While Asheville makes a perfect weekend getaway, consider taking an extra day or two to explore the surrounding area. Within two hours or fewer, travelers will find themselves in quaint small towns, taking in stunning nature, visiting more craft breweries, or testing their outdoor adventure skills. These day trips give you a deeper look into the regional culture.
Greenville, South Carolina — A favorite day trip from Asheville for beer enthusiasts, Greenville, South Carolina, is just over an hour’s drive. With beer tours that run in both cities over the course of two days, it’s easy to see why and how the two foothills cities are a perfect match for sampling brews. With a diverse and flavorful food scene and rich arts culture, Greenville is the total package.
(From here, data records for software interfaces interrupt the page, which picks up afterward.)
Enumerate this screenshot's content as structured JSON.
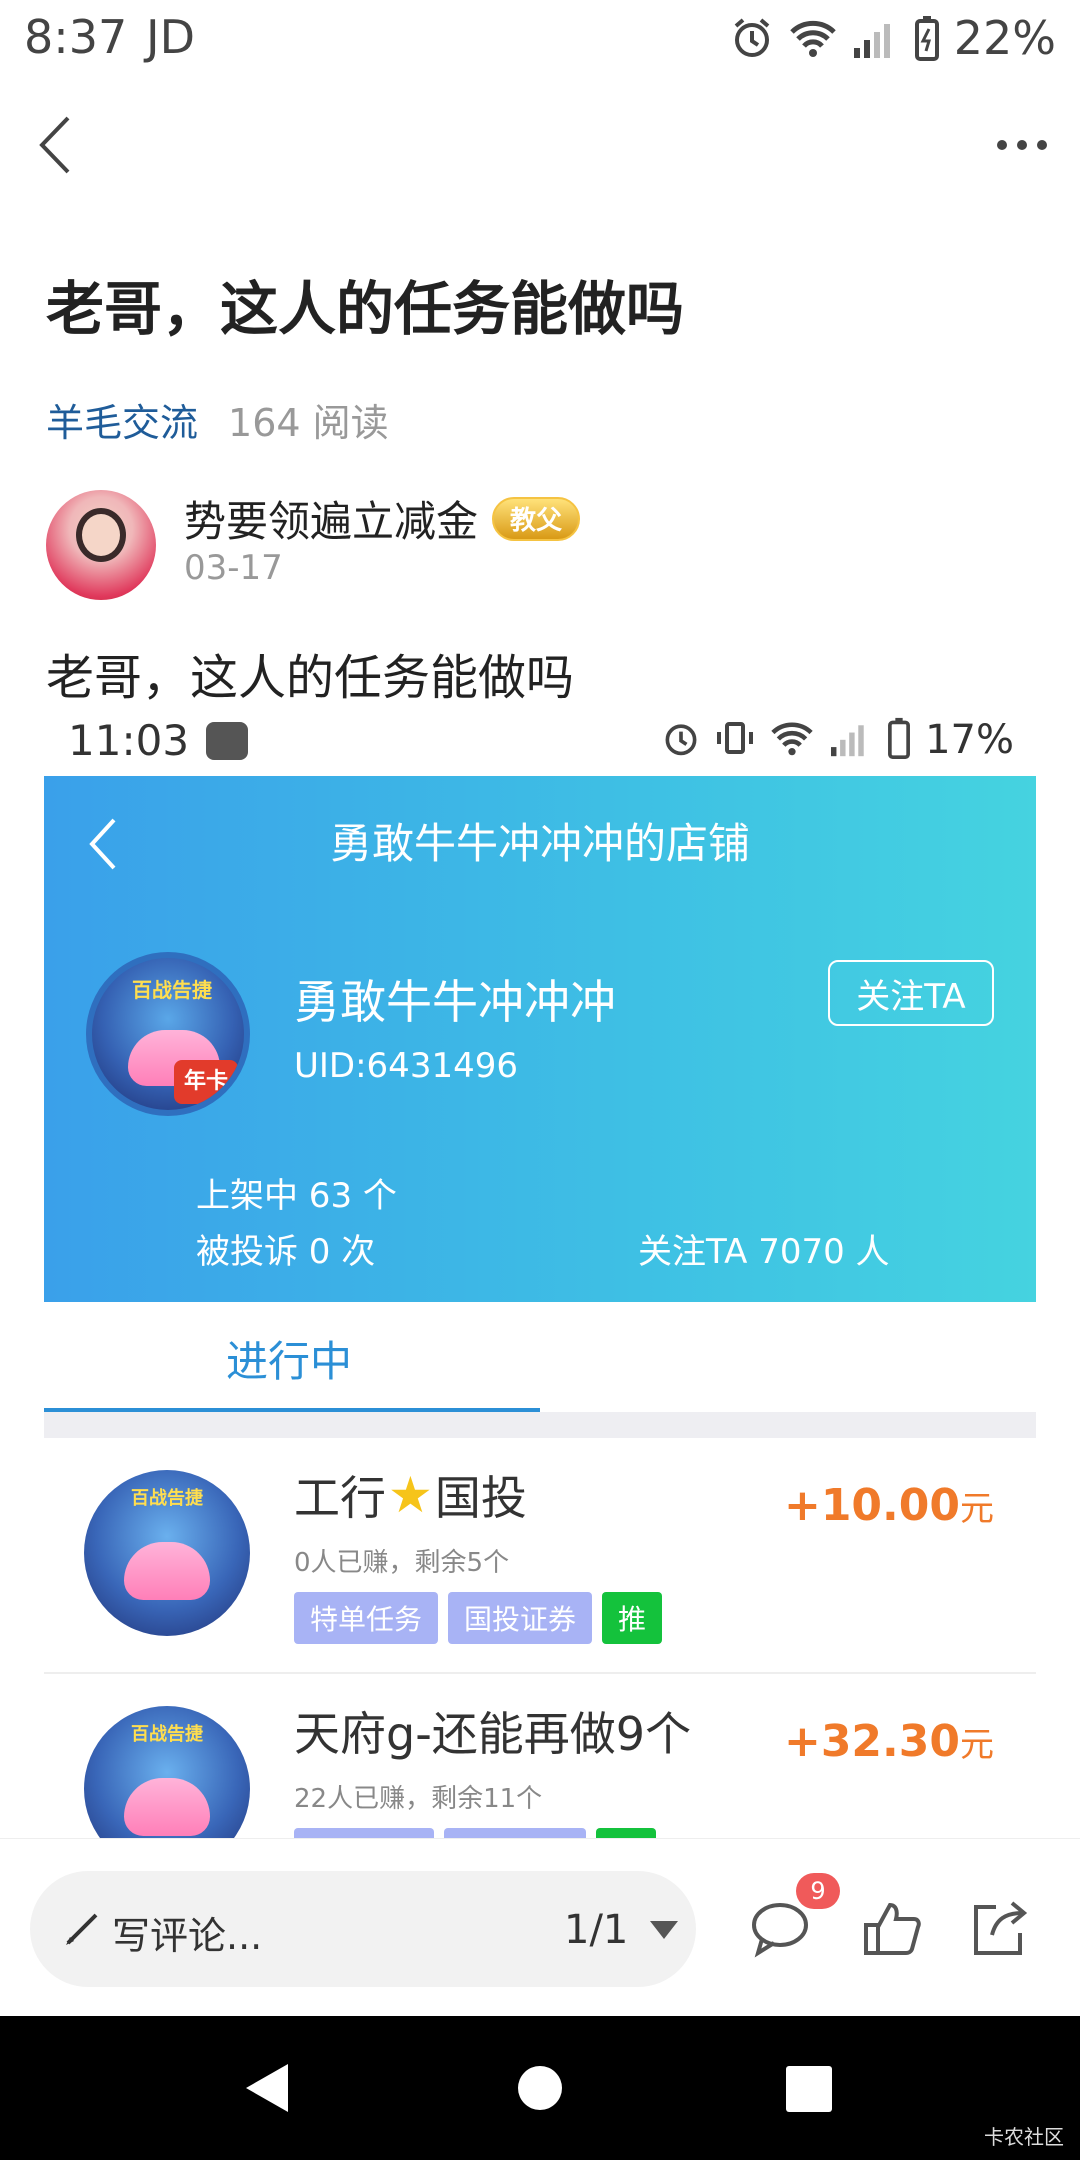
{
  "status_bar": {
    "time": "8:37",
    "carrier": "JD",
    "battery_pct": "22%"
  },
  "post": {
    "title": "老哥，这人的任务能做吗",
    "category": "羊毛交流",
    "reads": "164 阅读",
    "author": {
      "name": "势要领遍立减金",
      "badge": "教父",
      "date": "03-17"
    },
    "body": "老哥，这人的任务能做吗"
  },
  "embedded": {
    "status_bar": {
      "time": "11:03",
      "battery_pct": "17%"
    },
    "shop": {
      "header_title": "勇敢牛牛冲冲冲的店铺",
      "avatar_banner": "百战告捷",
      "avatar_tag": "年卡",
      "name": "勇敢牛牛冲冲冲",
      "uid": "UID:6431496",
      "follow_button": "关注TA",
      "listed": "上架中 63 个",
      "complaints": "被投诉 0 次",
      "followers": "关注TA 7070 人"
    },
    "tabs": {
      "active": "进行中"
    },
    "tasks": [
      {
        "name_before": "工行",
        "name_after": "国投",
        "earned": "0人已赚，剩余5个",
        "tags": [
          "特单任务",
          "国投证券",
          "推"
        ],
        "price": "+10.00",
        "unit": "元",
        "avatar_banner": "百战告捷"
      },
      {
        "name_before": "天府g-还能再做9个",
        "name_after": "",
        "earned": "22人已赚，剩余11个",
        "tags": [
          "",
          "",
          ""
        ],
        "price": "+32.30",
        "unit": "元",
        "avatar_banner": "百战告捷"
      }
    ]
  },
  "comment_bar": {
    "placeholder": "写评论...",
    "page": "1/1",
    "comment_count": "9"
  },
  "watermark": "卡农社区",
  "colors": {
    "shop_gradient_start": "#3aa0ea",
    "shop_gradient_end": "#45d3e0",
    "price": "#f07a2a",
    "tab_active": "#2b8fd6",
    "tag_bg": "#a8b3f5",
    "tag_green": "#14c23c"
  }
}
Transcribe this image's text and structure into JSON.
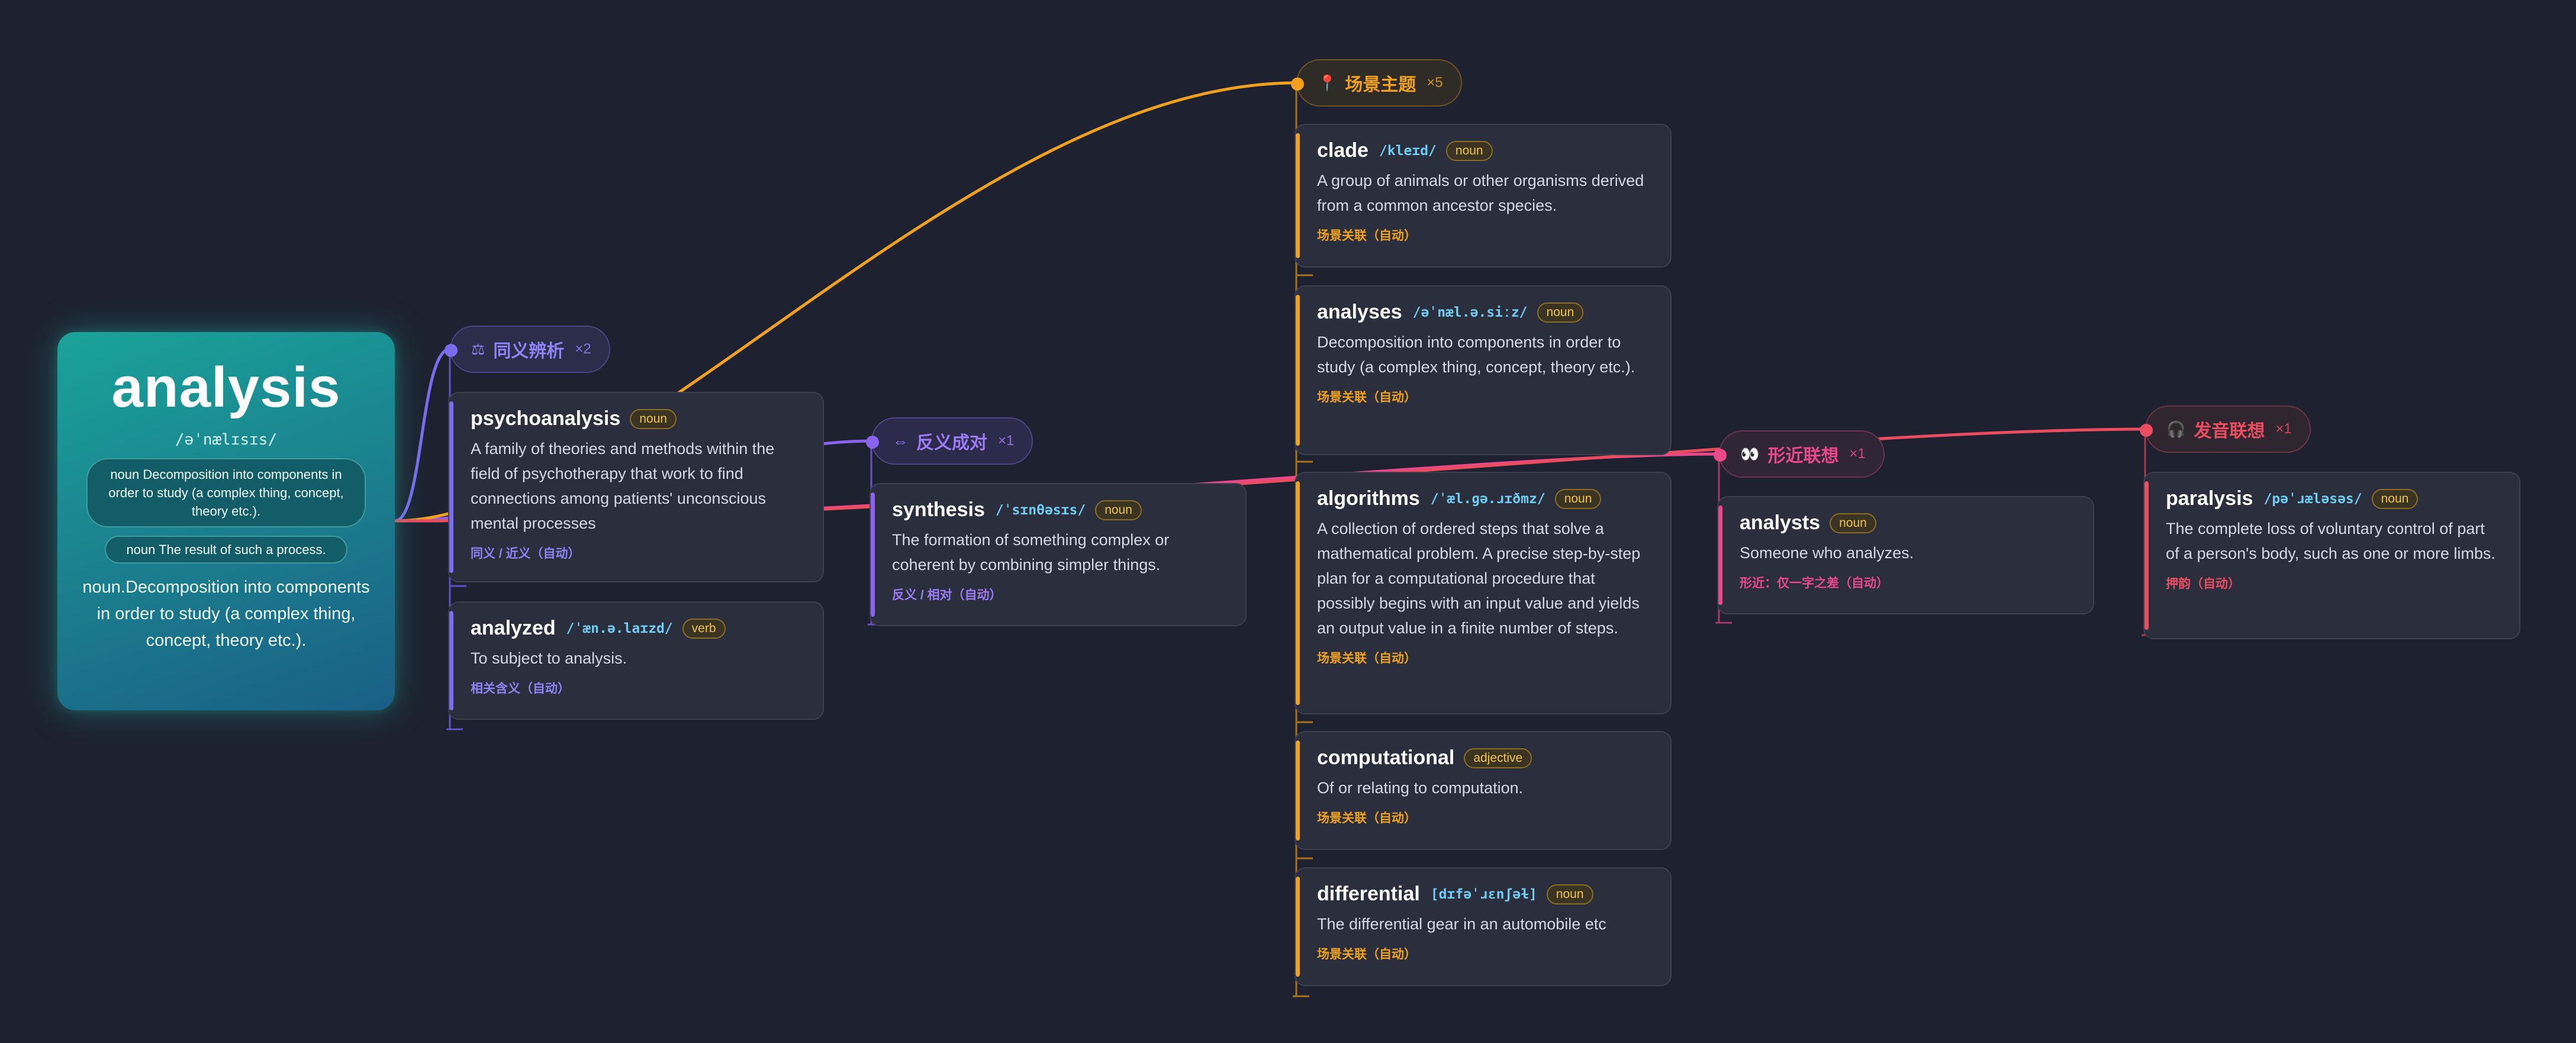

If you only have a day, spend some time along the Swamp Rabbit Trail, shop the downtown storefronts and, by all means, eat and drink well. Check the Peace Center’s calendar to catch a big-name concert or play. Road cyclists will find a plethora of routes to ride. Draw inspiration from one of the country’s only female-forward cycling shops or the hotel of former Tour de France cyclist and Lance Armstrong teammate George Hincapie.
Brevard, North Carolina — Roughly a 45-minute drive from downtown Asheville, Brevard, North Carolina, is an idyllic stop with small-town charm. From its single-screen movie theater and old-fashioned soda shop to its Brevard Music Festival, which has drawn acclaimed artists like Yo Yo Ma, this Asheville suburb is a perfect escape from the city.
From delectable pastries at Blue Ridge Bakery and sweet treats at Downtown Chocolates to freshly roasted coffee at The Brown Bean Coffee Roasters and new brews at the city’s Oskar Blues location, Brevard offers up more than enough ways to indulge. While the town is a fun stop any time of year, thanks to its shops and excellent dining, go during the music festival to catch world-class acts. Be sure to stop in Mills River when driving in from Asheville for the Creamery’s locally sourced ice cream and homemade cheeses.
Chimney Rock State Park — North Carolina has no shortage of amazing views and parks to preserve them, but Chimney Rock State Park is the newest park in the state. It has brand new facilities to welcome visitors and is just under an hour’s drive from Asheville, making it a must-stop for outdoor enthusiasts.
Hikers have many trails to choose from to reach the top of the “chimney rocks,” but for a more exhilarating ascent, try rock climbing instead. Animal discover programs and live music will please families, and the park and its activities are fun regardless of weather. Nonetheless, check the forecast before you go; on a clear day you can see all of the states neighboring North Carolina from the top of the chimney rocks.
Great Smoky Mountains National Park — Though a somewhat longer drive, the Great Smoky Mountains National Park by Gatlinburg, Tennessee, is worth the two-hour jaunt. A UNESCO World Heritage site and the most-visited national park in the United States (take that, Yellowstone), the lushly forested, seemingly endless Great Smoky Mountains are a stunning sight to see.
While fall draws a larger crowd, the autumnal leaves are vibrant. Orient yourself at the Sugarlands Visitors Center, where you can watch a 20-minute film, pick up a free map at the plant and animal museum, or purchase a guidebook at the bookstore. Come with questions as the ranger-staff facility provides a wealth of information to visitors. Though quite touristy, the town of Gatlinburg also offers tons of shopping, dining, and overnight options for travelers hoping to do more than take in views.
Cherokee, North Carolina — Just south of the Great Smoky Mountains National Park and an hour’s drive from Asheville, the town of Cherokee works to preserve and remember the traditions and customs of the Cherokee Native Americans who once lived there. From the Museum of the Cherokee Indian and the Oconaluftee Indian Center to the Cherokee “living museum” that is the Oconaluftee Indian Village, operated by the Cherokee Historical Association, there are plenty of ways to learn about Appalachian Native American heritage. The exhibits, which stretch back to the Paleo period (11,000 BC), are fascinating. You can also browse the museum’s calendar for any special events during your visit.
Lake Lure — While Lake Lure offers up more opportunities for outdoor activities during the summer months, visiting in winter is also enjoyable. It has a zip-line that runs alongside the mountains through the forest canopy, kayaks that you can rent to explore the lake’s shores from the water, and slow or fast-paced boat tours. Located only 45-minutes from Asheville, Lake Lure is an ideal summer escape although it can be quite busy. Southern summers can be brutally hot and humid, even in the mountains at lower elevations — so use this day trip as an opportunity to cool off with a swim or while enjoying water sports.